An obvious slowing in the rise of global temperatures at the beginning of the twenty-first century, was referred to as a hiatus or a pause when first observed severa

An obvious slowing in the rise of global temperatures at the beginning of the twenty-first century, was referred to as a hiatus or a pause when first observed several years ago. It could not be explained by climate models. Climate change is forcing some species of migrating fish to shift their range toward the poles, which means big changes for people whose livelihoods depend on those fish.

A new paper by scientists at Rutgers, Princeton, Yale, and Arizona State universities, fish and other important resources are moving toward the Earth’s poles as the climate warms, and wealth is moving with them.

What we find is that natural resources like fish are being pushed around by climate change, and that changes who gets access to them, said Malin Pinsky, professor of ecology & evolution in the School of Environmental and Biological Sciences.

There is this mismatch between what the climate models are producing and what the observations are showing, says lead author John Fyfe, a climate modeller at the Canadian Centre for Climate Modelling and Analysis in Victoria, British Columbia. We can t ignore it.

The stronger and more conservation-oriented the natural resource management in a community, the higher the value that community places on its natural resources, whether those resources are increasing or diminishing, Pinsky reports. If wealthier communities and countries are more likely to have strong resource management, then these wealthy groups are more likely to benefit, thus exacerbating inequality.

Pinsky and his co-authors have published their findings in the journal Nature Climate Change.

Pinsky his co-authors report that inclusive wealth – not just fish, but plants and trees and other species important to human beings – is shifting out of the temperate zones and toward the poles as global temperatures rise. Inclusive wealth is the sum of a community’s capital assets, including natural assets like fish or trees, but also human health and education, as well as built assets like roads, buildings and factories. Because climate changes unevenly from place to place, natural assets migrate – or reproduce – unevenly.

Their paper uses data Pinsky developed in his studies of fish migration and a mathematical formula developed by Yale University economist Eli Fenichel to illustrate the relationship between the movement of resources and the movement of wealth.

To illustrate their point, the authors set up a model with two fictitious communities, Northport and Southport, each dependent to some degree on a particular fishery. The authors then imagined scenarios of interaction between the two communities, their fish stocks, and each other.

We tend to think of climate change as just a problem of physics and biology, Pinsky says. But people react to climate change as well, and at the moment we don’t have a good understanding for the impacts of human behavior on natural resources affected by climate change.
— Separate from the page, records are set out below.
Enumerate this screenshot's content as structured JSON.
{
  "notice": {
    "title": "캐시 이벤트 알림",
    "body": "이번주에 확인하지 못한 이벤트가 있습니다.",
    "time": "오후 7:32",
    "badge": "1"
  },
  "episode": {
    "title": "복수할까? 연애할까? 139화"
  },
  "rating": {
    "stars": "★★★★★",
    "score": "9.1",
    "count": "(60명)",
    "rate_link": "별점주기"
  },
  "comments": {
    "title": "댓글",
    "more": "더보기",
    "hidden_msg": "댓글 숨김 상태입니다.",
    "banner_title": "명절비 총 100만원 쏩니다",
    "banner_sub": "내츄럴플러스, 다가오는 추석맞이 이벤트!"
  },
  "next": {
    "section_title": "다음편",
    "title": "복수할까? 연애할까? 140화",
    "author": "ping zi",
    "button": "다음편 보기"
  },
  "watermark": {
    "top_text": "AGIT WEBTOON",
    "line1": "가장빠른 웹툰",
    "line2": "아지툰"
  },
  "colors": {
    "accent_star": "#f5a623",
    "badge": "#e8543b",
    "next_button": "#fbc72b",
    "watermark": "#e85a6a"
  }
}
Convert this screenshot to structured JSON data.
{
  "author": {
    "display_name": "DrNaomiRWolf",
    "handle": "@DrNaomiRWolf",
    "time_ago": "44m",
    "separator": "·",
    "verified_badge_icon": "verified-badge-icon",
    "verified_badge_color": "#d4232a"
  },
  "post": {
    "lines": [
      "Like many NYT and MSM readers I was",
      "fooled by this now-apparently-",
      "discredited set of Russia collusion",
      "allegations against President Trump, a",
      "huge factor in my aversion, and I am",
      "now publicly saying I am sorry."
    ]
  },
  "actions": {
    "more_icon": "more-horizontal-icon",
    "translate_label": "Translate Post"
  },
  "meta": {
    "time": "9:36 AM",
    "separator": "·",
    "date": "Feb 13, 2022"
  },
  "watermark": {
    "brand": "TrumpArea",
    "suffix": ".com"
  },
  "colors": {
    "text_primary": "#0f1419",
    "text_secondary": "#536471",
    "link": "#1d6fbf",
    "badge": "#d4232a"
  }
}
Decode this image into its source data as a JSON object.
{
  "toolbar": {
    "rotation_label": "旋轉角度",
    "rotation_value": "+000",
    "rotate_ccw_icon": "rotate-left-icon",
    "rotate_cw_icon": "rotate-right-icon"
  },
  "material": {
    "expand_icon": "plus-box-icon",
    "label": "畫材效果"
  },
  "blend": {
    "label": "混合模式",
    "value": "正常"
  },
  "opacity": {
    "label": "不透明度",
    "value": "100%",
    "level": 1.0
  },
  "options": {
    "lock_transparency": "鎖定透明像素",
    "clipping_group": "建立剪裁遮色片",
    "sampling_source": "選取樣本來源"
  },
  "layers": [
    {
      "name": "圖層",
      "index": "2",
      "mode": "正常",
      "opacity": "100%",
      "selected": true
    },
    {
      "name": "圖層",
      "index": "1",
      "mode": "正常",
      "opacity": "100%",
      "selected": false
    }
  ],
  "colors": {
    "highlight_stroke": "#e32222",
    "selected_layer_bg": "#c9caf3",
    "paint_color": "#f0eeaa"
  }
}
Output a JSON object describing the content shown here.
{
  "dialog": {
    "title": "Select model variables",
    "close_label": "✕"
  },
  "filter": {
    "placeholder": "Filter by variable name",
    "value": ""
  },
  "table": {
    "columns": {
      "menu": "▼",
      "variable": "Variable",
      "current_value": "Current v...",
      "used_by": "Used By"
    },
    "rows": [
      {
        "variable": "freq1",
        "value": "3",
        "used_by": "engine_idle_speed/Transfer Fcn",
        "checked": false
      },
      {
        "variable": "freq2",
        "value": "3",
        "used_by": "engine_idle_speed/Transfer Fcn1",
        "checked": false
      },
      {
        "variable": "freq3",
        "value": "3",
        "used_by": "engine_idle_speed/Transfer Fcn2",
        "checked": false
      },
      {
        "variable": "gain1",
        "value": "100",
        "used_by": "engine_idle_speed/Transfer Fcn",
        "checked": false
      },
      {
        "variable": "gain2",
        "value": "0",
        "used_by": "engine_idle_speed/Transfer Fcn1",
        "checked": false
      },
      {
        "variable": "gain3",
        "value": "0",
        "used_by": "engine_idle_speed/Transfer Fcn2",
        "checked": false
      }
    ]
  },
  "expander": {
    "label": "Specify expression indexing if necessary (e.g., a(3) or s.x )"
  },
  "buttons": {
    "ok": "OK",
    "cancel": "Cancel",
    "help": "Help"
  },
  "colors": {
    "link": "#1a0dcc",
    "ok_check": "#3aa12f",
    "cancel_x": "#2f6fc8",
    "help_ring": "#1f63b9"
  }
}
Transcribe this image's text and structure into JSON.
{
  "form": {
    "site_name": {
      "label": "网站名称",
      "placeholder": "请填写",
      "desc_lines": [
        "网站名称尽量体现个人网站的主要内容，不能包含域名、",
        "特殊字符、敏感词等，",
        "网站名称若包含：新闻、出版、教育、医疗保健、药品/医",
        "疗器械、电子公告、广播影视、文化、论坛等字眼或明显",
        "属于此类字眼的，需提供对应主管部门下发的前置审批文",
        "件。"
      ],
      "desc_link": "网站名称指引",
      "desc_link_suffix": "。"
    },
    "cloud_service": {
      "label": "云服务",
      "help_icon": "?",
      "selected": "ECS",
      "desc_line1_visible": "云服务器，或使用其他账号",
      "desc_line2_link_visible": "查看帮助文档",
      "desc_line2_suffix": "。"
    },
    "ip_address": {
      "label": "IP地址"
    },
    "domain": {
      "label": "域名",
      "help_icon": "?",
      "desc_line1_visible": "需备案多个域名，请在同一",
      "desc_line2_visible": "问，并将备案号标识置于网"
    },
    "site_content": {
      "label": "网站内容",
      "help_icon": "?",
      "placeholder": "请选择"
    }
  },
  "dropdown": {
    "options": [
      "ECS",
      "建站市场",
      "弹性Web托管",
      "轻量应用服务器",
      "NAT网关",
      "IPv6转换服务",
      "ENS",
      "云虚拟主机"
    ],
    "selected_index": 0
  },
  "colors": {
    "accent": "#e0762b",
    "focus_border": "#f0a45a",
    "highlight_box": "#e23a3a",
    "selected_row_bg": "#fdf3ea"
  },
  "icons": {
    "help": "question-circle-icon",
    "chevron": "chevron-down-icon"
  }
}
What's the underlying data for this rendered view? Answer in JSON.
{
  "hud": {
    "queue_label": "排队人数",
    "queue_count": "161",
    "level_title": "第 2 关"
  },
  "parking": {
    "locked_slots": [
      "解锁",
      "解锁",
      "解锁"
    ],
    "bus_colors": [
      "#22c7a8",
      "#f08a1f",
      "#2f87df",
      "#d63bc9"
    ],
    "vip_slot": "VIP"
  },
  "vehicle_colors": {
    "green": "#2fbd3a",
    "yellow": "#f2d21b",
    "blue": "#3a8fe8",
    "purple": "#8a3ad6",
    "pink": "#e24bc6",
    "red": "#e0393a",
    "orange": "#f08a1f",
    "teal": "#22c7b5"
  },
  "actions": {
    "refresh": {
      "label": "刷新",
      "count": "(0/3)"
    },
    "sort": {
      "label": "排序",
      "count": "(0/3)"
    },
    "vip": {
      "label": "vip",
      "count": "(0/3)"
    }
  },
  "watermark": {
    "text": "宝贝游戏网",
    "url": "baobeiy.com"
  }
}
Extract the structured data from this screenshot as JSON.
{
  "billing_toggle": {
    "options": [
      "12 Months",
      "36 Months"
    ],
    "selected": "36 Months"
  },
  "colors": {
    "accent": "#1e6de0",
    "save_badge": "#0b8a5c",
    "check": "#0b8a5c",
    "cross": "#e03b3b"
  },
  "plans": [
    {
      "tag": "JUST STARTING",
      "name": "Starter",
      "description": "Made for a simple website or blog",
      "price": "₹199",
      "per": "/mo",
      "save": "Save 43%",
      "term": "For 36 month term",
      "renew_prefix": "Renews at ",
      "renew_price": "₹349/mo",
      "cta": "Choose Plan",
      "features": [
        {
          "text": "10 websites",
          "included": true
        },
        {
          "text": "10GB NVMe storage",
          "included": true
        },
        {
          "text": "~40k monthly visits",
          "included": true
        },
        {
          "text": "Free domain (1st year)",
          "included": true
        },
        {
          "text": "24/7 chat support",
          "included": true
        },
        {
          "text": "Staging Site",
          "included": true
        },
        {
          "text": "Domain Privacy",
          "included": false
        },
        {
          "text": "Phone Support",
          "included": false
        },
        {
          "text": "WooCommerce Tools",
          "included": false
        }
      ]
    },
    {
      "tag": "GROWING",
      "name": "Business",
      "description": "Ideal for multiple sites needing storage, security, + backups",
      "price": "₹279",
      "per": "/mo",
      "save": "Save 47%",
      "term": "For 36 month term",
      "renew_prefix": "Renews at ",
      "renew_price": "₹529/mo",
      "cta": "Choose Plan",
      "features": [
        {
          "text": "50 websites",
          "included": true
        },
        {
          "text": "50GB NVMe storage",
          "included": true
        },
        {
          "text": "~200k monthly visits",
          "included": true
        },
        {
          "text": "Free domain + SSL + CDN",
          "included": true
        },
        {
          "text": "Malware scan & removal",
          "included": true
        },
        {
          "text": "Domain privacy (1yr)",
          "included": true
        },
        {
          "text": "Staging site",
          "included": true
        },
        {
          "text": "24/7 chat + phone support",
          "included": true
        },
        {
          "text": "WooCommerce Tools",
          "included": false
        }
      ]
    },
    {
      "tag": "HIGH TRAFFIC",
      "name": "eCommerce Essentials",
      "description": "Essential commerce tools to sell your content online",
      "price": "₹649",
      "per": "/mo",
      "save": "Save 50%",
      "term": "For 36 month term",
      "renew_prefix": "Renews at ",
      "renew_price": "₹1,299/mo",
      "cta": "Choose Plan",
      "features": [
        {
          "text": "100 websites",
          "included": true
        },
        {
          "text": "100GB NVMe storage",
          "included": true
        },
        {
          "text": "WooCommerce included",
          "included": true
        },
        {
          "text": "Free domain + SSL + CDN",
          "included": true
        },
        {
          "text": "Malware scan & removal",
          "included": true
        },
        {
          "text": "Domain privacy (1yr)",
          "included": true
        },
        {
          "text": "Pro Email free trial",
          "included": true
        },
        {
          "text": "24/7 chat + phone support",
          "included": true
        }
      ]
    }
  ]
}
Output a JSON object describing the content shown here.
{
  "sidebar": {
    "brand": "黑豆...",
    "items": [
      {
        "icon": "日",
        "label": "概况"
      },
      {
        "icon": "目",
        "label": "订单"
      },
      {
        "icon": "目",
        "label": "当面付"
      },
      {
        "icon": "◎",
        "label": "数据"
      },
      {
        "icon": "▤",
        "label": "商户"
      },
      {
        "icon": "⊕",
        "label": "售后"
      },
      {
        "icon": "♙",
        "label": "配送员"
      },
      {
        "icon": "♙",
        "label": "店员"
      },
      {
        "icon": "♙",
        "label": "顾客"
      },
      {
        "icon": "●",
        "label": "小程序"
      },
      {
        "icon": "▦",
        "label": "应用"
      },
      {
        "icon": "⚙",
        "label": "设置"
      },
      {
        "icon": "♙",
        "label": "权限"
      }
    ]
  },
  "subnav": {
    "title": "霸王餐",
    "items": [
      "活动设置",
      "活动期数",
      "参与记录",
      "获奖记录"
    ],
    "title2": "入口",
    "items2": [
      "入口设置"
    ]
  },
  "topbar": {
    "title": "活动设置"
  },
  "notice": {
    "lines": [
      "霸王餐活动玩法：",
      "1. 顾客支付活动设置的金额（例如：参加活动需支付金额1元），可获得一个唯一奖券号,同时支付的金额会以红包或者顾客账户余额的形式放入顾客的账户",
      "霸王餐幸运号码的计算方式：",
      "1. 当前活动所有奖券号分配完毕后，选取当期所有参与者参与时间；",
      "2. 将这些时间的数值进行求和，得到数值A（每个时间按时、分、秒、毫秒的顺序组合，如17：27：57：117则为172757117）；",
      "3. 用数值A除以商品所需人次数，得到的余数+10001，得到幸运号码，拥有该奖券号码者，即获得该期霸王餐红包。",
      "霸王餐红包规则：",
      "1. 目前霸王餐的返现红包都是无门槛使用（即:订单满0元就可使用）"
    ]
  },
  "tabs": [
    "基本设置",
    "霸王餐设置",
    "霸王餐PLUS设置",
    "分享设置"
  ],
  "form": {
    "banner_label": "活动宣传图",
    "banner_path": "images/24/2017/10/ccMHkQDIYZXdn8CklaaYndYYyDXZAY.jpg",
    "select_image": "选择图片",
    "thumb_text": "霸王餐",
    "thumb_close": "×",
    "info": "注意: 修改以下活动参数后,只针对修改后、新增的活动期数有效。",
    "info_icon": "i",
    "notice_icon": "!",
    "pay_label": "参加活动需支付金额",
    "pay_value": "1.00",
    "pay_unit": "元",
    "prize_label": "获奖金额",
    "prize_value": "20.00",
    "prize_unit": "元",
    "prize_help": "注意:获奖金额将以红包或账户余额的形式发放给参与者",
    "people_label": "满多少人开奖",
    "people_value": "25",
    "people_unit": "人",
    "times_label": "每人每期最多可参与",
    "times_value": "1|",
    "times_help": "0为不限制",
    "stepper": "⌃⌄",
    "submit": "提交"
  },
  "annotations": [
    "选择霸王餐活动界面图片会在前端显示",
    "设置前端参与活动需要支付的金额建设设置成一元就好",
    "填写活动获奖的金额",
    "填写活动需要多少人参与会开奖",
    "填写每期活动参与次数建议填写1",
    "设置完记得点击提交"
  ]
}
One of the next projects for the team will tilt to the human side of the equation. St. Martin and will spend part of the coming spring and summer on the road, talking to people involved in commercial fishing for summer flounder and hake in communities from Cape May, New Jersey, to Portland, Maine.